The helmet came out very nice for painted cardboard. The armor is cardboard on foam sheets. My mom sewed the vest and the Batgirl costume - I did the Bat-symbol.

Even without the gauntlets and kneepads, he still fit in as 'young Boba Fett'. We were going to get a shot of him next to the standee as well but didn't in time. He looked pretty good next to this great looking Boba. His gun was the Rebel Blaster nerf gun that we had picked up in the states.

Wednesday, December 5, 2007

Manitoba Comiccon update

Okay, I’ll give my thoughts on the Comiccon compared to the other conventions I’ve been to – Gencon, Keycon, and Valleycon. There was a good crowd – it seemed like several hundred people in the main room. I have tremendous trouble believing the 11,000 attendees that they have reported but could easily believe 1100 over the weekend. That would make it bigger than Keycon and Valleycon but tiny compared to Gencon. I’ll rant later about the way conventions count attendees.

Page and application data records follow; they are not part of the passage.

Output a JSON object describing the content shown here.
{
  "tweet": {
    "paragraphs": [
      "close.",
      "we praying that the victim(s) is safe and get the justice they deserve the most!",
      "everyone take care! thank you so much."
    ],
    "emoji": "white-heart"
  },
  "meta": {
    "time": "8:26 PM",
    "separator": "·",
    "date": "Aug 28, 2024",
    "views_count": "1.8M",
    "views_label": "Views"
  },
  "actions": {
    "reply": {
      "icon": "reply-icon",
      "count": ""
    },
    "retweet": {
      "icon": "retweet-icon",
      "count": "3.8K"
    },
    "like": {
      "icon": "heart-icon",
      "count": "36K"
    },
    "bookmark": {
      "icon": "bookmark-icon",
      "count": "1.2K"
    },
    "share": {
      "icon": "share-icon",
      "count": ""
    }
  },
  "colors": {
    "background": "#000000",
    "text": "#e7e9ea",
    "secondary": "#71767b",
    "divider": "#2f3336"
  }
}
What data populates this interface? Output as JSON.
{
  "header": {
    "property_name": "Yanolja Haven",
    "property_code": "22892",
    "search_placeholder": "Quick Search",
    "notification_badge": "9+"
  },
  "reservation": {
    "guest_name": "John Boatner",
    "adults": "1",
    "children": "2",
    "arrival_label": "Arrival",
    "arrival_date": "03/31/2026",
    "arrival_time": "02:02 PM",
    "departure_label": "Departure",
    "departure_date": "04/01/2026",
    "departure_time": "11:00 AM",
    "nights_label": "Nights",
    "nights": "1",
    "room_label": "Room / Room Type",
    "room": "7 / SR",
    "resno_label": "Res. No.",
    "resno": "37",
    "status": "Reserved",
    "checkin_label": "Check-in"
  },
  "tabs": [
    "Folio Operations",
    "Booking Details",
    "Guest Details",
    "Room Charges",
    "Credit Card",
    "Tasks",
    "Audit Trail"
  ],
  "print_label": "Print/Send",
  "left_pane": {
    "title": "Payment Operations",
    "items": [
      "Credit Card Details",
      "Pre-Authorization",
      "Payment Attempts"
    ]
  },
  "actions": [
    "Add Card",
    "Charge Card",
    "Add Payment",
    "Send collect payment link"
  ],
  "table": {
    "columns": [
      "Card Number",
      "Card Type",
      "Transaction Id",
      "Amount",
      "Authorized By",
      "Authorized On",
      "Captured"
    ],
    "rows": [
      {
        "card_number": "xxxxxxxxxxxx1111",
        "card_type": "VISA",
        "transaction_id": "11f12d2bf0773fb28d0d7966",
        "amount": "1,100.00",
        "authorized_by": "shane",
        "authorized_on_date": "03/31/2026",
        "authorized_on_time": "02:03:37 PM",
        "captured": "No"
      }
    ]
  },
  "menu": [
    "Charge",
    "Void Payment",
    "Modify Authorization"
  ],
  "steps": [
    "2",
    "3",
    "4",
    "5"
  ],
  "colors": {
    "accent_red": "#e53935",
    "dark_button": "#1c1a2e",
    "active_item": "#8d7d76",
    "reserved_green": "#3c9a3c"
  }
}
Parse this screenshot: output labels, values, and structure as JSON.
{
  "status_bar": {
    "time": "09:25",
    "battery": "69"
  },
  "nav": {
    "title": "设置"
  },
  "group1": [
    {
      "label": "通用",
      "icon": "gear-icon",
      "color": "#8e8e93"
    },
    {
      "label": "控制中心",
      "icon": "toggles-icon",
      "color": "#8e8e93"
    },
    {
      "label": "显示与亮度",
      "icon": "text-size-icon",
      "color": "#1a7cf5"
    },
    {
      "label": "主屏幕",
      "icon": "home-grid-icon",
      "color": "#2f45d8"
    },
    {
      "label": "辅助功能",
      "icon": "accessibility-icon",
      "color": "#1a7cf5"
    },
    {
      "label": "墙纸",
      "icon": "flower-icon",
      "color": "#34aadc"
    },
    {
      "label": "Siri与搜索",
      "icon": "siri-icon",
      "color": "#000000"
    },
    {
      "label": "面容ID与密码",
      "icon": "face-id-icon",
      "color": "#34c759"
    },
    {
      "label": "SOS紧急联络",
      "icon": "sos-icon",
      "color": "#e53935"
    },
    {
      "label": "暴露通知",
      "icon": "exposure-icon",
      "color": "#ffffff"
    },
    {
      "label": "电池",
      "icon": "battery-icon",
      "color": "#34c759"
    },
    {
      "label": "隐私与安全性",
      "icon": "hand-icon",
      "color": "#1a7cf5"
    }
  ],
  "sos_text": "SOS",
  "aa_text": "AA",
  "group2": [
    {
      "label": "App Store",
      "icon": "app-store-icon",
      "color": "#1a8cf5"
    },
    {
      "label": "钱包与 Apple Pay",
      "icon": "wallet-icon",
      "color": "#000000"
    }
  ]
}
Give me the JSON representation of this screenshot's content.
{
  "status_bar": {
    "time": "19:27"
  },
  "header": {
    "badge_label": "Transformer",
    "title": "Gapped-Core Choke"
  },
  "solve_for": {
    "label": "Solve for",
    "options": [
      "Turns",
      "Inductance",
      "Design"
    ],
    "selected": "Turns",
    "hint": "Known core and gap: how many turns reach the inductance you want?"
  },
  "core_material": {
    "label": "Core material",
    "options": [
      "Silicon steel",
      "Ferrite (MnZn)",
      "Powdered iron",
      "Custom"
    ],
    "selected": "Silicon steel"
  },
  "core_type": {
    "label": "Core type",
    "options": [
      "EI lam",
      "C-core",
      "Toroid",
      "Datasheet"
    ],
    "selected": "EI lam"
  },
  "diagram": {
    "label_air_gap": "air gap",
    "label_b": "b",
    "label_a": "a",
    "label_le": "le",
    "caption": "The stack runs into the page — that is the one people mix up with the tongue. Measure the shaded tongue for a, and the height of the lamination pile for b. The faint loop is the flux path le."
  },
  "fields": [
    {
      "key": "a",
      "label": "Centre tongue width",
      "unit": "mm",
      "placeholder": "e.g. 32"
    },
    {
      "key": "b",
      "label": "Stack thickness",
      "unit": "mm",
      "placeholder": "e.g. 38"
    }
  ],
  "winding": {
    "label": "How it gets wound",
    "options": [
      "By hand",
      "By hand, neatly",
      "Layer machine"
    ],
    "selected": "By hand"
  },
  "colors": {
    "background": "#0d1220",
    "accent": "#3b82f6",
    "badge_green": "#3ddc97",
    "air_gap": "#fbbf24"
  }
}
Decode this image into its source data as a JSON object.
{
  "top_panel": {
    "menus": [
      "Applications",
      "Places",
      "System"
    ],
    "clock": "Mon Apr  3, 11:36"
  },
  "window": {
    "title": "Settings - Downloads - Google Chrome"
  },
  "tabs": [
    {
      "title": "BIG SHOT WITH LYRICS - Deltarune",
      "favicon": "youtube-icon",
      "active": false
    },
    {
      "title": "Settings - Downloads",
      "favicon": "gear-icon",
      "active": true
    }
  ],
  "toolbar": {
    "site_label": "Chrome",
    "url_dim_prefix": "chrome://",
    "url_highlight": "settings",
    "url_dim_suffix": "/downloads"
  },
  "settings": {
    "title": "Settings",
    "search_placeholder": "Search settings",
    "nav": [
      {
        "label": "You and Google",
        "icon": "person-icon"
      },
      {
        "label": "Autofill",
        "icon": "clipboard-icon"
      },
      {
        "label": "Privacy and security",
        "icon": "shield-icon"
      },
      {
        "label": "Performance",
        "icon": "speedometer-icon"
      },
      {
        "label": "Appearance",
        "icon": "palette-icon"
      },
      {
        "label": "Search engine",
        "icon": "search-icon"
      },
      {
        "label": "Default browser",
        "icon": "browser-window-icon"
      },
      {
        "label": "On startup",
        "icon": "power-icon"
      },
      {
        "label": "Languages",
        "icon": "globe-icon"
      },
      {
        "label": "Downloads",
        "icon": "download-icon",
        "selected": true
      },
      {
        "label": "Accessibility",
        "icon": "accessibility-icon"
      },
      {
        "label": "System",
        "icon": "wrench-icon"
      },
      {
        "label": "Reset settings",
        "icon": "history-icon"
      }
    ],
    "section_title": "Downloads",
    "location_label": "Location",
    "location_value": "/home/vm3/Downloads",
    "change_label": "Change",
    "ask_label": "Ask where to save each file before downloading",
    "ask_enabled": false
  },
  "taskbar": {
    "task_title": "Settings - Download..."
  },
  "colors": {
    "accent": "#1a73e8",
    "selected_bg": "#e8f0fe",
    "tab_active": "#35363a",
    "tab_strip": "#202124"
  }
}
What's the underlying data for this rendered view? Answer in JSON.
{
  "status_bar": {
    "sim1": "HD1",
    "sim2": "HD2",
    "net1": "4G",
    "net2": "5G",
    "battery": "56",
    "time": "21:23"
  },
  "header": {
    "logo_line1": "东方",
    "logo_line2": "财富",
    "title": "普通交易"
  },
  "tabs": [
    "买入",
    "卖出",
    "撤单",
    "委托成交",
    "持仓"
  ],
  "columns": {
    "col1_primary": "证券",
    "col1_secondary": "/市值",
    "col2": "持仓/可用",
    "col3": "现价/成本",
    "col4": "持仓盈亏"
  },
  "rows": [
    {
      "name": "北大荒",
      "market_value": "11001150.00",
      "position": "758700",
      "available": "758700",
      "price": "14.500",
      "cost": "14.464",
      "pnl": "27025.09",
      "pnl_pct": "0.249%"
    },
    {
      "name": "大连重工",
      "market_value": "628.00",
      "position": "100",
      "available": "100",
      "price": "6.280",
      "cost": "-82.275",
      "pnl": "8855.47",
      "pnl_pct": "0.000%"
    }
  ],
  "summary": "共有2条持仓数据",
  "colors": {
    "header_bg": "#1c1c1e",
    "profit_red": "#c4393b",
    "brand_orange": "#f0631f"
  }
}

The dealer's room was easily as big as Valleycon but nowhere near the Gencons that I recall. There was a good mix of comics, games, collectibles, and a few clothing dealers. There was a good mix of prices from crazy expensive to super reasonable.

They had an Anime room that was always dark and seemed busy; a programming room that was decently attended; a gaming room that was quite busy with a good mix of card gamers, miniature tables, and open tables.

As mentioned earlier, I didn’t get to much of the programs. I did attend the costume contest. This could have been handled much better. There was a delay in starting as they hadn’t thought to get proper information when signing up the costumers. The prizes were also the minimal, near-insulting prizes that we who do costumes have come to expect from most conventions. There were quite a few costumers about in the dealer hall both on the Saturday and the Sunday and many of the costumes were of respectable quality with a few stunning costumes - like the guy who made Halo armor.

The guests were very visible and easy to get to. They charged for autographs, which is pretty standard, but were pretty good about posing for pictures. There were a lot of comic book artists in attendance as well who were also good about chatting with the fans.

Originally, there was some talk of them losing the contract for the hotel for next year, but it sounds like they are fine after all. It was a good time and, with the low cost, we were able to bring the entire family and stay in the convention hotel. There were none of the party rooms that Keycon or Valleycon have, but since the cost was only a fraction of Keycon’s admission, they weren’t missed all that much.

Tuesday, December 4, 2007

Walk with Dinos

We took the kids to see Walking With Dinosaurs when it came here. We were unsure about going but feel that it was well worth the cost. We were in the balcony on the end opposite where the dinos come out and had a good view of the arena, the side screens and a fair view of the back screen. The show was a nice mix of information and entertainment. The kids were quite impressed.
They have sales booths up and Shan got a program book ($20), I got the making of DVD ($25), and the kids each got a set of dino cards on a lanyard ($5 each). With the tickets, parking, and loot, we spent about $200 for the four of us. I think we did okay in value for money. I watched the dvd while getting the playmobile advent calendars ready. It was over an hour and a half, and covered the show from concept to first show.